The data:
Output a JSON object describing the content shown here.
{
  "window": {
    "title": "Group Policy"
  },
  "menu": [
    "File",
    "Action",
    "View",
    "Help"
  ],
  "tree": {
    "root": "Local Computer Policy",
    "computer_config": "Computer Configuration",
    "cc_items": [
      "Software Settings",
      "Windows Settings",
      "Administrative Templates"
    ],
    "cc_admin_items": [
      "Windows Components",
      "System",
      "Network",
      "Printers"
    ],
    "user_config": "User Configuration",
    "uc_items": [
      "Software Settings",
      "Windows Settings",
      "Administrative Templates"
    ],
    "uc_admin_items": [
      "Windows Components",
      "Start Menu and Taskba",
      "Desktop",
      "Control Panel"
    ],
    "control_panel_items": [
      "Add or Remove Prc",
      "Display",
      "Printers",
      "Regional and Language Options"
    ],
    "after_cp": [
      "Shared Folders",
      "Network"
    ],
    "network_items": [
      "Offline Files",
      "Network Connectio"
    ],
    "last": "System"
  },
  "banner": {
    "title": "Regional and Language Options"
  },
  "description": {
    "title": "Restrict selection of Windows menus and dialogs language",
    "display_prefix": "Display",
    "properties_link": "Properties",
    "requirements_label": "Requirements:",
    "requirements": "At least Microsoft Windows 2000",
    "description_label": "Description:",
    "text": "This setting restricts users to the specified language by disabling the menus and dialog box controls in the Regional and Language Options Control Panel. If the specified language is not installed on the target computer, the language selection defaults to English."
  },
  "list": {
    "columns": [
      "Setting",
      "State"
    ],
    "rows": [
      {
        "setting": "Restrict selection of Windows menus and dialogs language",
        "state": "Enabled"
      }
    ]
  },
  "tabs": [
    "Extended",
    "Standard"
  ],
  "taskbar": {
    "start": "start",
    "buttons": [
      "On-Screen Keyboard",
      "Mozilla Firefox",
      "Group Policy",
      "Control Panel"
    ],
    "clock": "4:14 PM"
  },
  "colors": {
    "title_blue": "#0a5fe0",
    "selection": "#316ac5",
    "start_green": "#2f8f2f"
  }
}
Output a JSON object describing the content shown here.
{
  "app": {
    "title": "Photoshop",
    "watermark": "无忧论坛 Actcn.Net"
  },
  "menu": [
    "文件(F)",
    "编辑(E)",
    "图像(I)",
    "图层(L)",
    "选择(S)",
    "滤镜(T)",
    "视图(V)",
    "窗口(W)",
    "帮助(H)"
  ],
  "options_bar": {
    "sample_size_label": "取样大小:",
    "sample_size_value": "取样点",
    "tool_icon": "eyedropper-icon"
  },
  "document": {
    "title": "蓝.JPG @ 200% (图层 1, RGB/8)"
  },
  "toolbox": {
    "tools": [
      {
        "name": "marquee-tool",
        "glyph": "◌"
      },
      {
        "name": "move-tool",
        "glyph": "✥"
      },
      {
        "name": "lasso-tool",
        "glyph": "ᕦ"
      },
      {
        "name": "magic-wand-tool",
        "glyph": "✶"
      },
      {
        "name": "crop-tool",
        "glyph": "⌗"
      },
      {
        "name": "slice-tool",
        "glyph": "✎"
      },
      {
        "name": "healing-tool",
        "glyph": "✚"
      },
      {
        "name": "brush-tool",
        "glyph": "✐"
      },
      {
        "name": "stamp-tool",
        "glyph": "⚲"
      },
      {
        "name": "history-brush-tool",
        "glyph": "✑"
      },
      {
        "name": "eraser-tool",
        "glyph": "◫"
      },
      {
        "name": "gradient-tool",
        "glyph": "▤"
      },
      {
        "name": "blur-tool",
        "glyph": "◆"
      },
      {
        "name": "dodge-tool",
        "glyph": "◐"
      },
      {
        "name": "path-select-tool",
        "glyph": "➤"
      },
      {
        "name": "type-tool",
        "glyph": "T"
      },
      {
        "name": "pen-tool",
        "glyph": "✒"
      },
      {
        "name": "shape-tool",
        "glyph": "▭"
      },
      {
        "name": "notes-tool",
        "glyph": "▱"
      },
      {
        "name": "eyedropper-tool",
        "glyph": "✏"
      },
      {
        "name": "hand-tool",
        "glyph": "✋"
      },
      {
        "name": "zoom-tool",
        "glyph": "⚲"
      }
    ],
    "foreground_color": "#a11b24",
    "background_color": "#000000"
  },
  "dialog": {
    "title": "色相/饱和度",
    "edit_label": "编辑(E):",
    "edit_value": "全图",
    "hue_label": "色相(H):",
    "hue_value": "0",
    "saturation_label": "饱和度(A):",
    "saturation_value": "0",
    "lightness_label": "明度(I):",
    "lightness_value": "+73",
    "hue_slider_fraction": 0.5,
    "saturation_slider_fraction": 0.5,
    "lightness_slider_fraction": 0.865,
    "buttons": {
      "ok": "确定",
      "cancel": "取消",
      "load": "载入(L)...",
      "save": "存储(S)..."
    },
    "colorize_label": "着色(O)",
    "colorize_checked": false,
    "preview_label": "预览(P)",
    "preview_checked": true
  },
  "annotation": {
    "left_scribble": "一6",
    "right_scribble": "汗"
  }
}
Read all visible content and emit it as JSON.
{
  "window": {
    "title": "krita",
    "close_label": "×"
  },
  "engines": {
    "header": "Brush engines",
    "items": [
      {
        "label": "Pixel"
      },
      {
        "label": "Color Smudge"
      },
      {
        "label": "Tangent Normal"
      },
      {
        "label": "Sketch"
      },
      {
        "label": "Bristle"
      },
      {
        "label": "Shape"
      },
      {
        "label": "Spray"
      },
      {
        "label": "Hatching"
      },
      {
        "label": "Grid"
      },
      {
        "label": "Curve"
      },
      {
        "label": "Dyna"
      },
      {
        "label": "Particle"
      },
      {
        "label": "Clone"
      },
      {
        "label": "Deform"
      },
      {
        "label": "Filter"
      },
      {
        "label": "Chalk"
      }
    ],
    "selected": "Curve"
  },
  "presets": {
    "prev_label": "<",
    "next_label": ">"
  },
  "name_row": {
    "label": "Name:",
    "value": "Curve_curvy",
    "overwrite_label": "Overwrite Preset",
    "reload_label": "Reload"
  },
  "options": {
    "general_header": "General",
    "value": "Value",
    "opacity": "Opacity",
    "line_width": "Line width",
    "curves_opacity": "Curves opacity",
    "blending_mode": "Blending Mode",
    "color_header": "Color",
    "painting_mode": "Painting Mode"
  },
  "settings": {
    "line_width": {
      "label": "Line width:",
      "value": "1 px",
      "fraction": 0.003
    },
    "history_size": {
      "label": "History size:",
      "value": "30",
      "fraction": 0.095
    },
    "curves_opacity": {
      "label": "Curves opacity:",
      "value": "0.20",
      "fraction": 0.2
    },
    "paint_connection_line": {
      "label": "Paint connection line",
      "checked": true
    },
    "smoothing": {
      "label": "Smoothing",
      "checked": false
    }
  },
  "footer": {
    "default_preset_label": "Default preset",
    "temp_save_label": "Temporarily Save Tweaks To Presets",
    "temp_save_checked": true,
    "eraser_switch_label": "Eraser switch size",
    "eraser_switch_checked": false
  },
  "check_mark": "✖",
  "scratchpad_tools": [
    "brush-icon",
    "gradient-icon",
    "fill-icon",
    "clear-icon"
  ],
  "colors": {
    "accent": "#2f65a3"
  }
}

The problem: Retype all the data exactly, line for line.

Exercise output:
Output a JSON object describing the content shown here.
{
  "window": {
    "title": "Group Policy"
  },
  "menu": [
    "File",
    "Action",
    "View",
    "Help"
  ],
  "tree": {
    "root": "Local Computer Policy",
    "computer_config": "Computer Configuration",
    "cc_items": [
      "Software Settings",
      "Windows Settings",
      "Administrative Templates"
    ],
    "cc_admin_items": [
      "Windows Components",
      "System",
      "Network",
      "Printers"
    ],
    "user_config": "User Configuration",
    "uc_items": [
      "Software Settings",
      "Windows Settings",
      "Administrative Templates"
    ],
    "uc_admin_items": [
      "Windows Components",
      "Start Menu and Taskba",
      "Desktop",
      "Control Panel"
    ],
    "control_panel_items": [
      "Add or Remove Prc",
      "Display",
      "Printers",
      "Regional and Language Options"
    ],
    "after_cp": [
      "Shared Folders",
      "Network"
    ],
    "network_items": [
      "Offline Files",
      "Network Connectio"
    ],
    "last": "System"
  },
  "banner": {
    "title": "Regional and Language Options"
  },
  "description": {
    "title": "Restrict selection of Windows menus and dialogs language",
    "display_prefix": "Display",
    "properties_link": "Properties",
    "requirements_label": "Requirements:",
    "requirements": "At least Microsoft Windows 2000",
    "description_label": "Description:",
    "text": "This setting restricts users to the specified language by disabling the menus and dialog box controls in the Regional and Language Options Control Panel. If the specified language is not installed on the target computer, the language selection defaults to English."
  },
  "list": {
    "columns": [
      "Setting",
      "State"
    ],
    "rows": [
      {
        "setting": "Restrict selection of Windows menus and dialogs language",
        "state": "Enabled"
      }
    ]
  },
  "tabs": [
    "Extended",
    "Standard"
  ],
  "taskbar": {
    "start": "start",
    "buttons": [
      "On-Screen Keyboard",
      "Mozilla Firefox",
      "Group Policy",
      "Control Panel"
    ],
    "clock": "4:14 PM"
  },
  "colors": {
    "title_blue": "#0a5fe0",
    "selection": "#316ac5",
    "start_green": "#2f8f2f"
  }
}
Output a JSON object describing the content shown here.
{
  "app": {
    "title": "Photoshop",
    "watermark": "无忧论坛 Actcn.Net"
  },
  "menu": [
    "文件(F)",
    "编辑(E)",
    "图像(I)",
    "图层(L)",
    "选择(S)",
    "滤镜(T)",
    "视图(V)",
    "窗口(W)",
    "帮助(H)"
  ],
  "options_bar": {
    "sample_size_label": "取样大小:",
    "sample_size_value": "取样点",
    "tool_icon": "eyedropper-icon"
  },
  "document": {
    "title": "蓝.JPG @ 200% (图层 1, RGB/8)"
  },
  "toolbox": {
    "tools": [
      {
        "name": "marquee-tool",
        "glyph": "◌"
      },
      {
        "name": "move-tool",
        "glyph": "✥"
      },
      {
        "name": "lasso-tool",
        "glyph": "ᕦ"
      },
      {
        "name": "magic-wand-tool",
        "glyph": "✶"
      },
      {
        "name": "crop-tool",
        "glyph": "⌗"
      },
      {
        "name": "slice-tool",
        "glyph": "✎"
      },
      {
        "name": "healing-tool",
        "glyph": "✚"
      },
      {
        "name": "brush-tool",
        "glyph": "✐"
      },
      {
        "name": "stamp-tool",
        "glyph": "⚲"
      },
      {
        "name": "history-brush-tool",
        "glyph": "✑"
      },
      {
        "name": "eraser-tool",
        "glyph": "◫"
      },
      {
        "name": "gradient-tool",
        "glyph": "▤"
      },
      {
        "name": "blur-tool",
        "glyph": "◆"
      },
      {
        "name": "dodge-tool",
        "glyph": "◐"
      },
      {
        "name": "path-select-tool",
        "glyph": "➤"
      },
      {
        "name": "type-tool",
        "glyph": "T"
      },
      {
        "name": "pen-tool",
        "glyph": "✒"
      },
      {
        "name": "shape-tool",
        "glyph": "▭"
      },
      {
        "name": "notes-tool",
        "glyph": "▱"
      },
      {
        "name": "eyedropper-tool",
        "glyph": "✏"
      },
      {
        "name": "hand-tool",
        "glyph": "✋"
      },
      {
        "name": "zoom-tool",
        "glyph": "⚲"
      }
    ],
    "foreground_color": "#a11b24",
    "background_color": "#000000"
  },
  "dialog": {
    "title": "色相/饱和度",
    "edit_label": "编辑(E):",
    "edit_value": "全图",
    "hue_label": "色相(H):",
    "hue_value": "0",
    "saturation_label": "饱和度(A):",
    "saturation_value": "0",
    "lightness_label": "明度(I):",
    "lightness_value": "+73",
    "hue_slider_fraction": 0.5,
    "saturation_slider_fraction": 0.5,
    "lightness_slider_fraction": 0.865,
    "buttons": {
      "ok": "确定",
      "cancel": "取消",
      "load": "载入(L)...",
      "save": "存储(S)..."
    },
    "colorize_label": "着色(O)",
    "colorize_checked": false,
    "preview_label": "预览(P)",
    "preview_checked": true
  },
  "annotation": {
    "left_scribble": "一6",
    "right_scribble": "汗"
  }
}
Read all visible content and emit it as JSON.
{
  "window": {
    "title": "krita",
    "close_label": "×"
  },
  "engines": {
    "header": "Brush engines",
    "items": [
      {
        "label": "Pixel"
      },
      {
        "label": "Color Smudge"
      },
      {
        "label": "Tangent Normal"
      },
      {
        "label": "Sketch"
      },
      {
        "label": "Bristle"
      },
      {
        "label": "Shape"
      },
      {
        "label": "Spray"
      },
      {
        "label": "Hatching"
      },
      {
        "label": "Grid"
      },
      {
        "label": "Curve"
      },
      {
        "label": "Dyna"
      },
      {
        "label": "Particle"
      },
      {
        "label": "Clone"
      },
      {
        "label": "Deform"
      },
      {
        "label": "Filter"
      },
      {
        "label": "Chalk"
      }
    ],
    "selected": "Curve"
  },
  "presets": {
    "prev_label": "<",
    "next_label": ">"
  },
  "name_row": {
    "label": "Name:",
    "value": "Curve_curvy",
    "overwrite_label": "Overwrite Preset",
    "reload_label": "Reload"
  },
  "options": {
    "general_header": "General",
    "value": "Value",
    "opacity": "Opacity",
    "line_width": "Line width",
    "curves_opacity": "Curves opacity",
    "blending_mode": "Blending Mode",
    "color_header": "Color",
    "painting_mode": "Painting Mode"
  },
  "settings": {
    "line_width": {
      "label": "Line width:",
      "value": "1 px",
      "fraction": 0.003
    },
    "history_size": {
      "label": "History size:",
      "value": "30",
      "fraction": 0.095
    },
    "curves_opacity": {
      "label": "Curves opacity:",
      "value": "0.20",
      "fraction": 0.2
    },
    "paint_connection_line": {
      "label": "Paint connection line",
      "checked": true
    },
    "smoothing": {
      "label": "Smoothing",
      "checked": false
    }
  },
  "footer": {
    "default_preset_label": "Default preset",
    "temp_save_label": "Temporarily Save Tweaks To Presets",
    "temp_save_checked": true,
    "eraser_switch_label": "Eraser switch size",
    "eraser_switch_checked": false
  },
  "check_mark": "✖",
  "scratchpad_tools": [
    "brush-icon",
    "gradient-icon",
    "fill-icon",
    "clear-icon"
  ],
  "colors": {
    "accent": "#2f65a3"
  }
}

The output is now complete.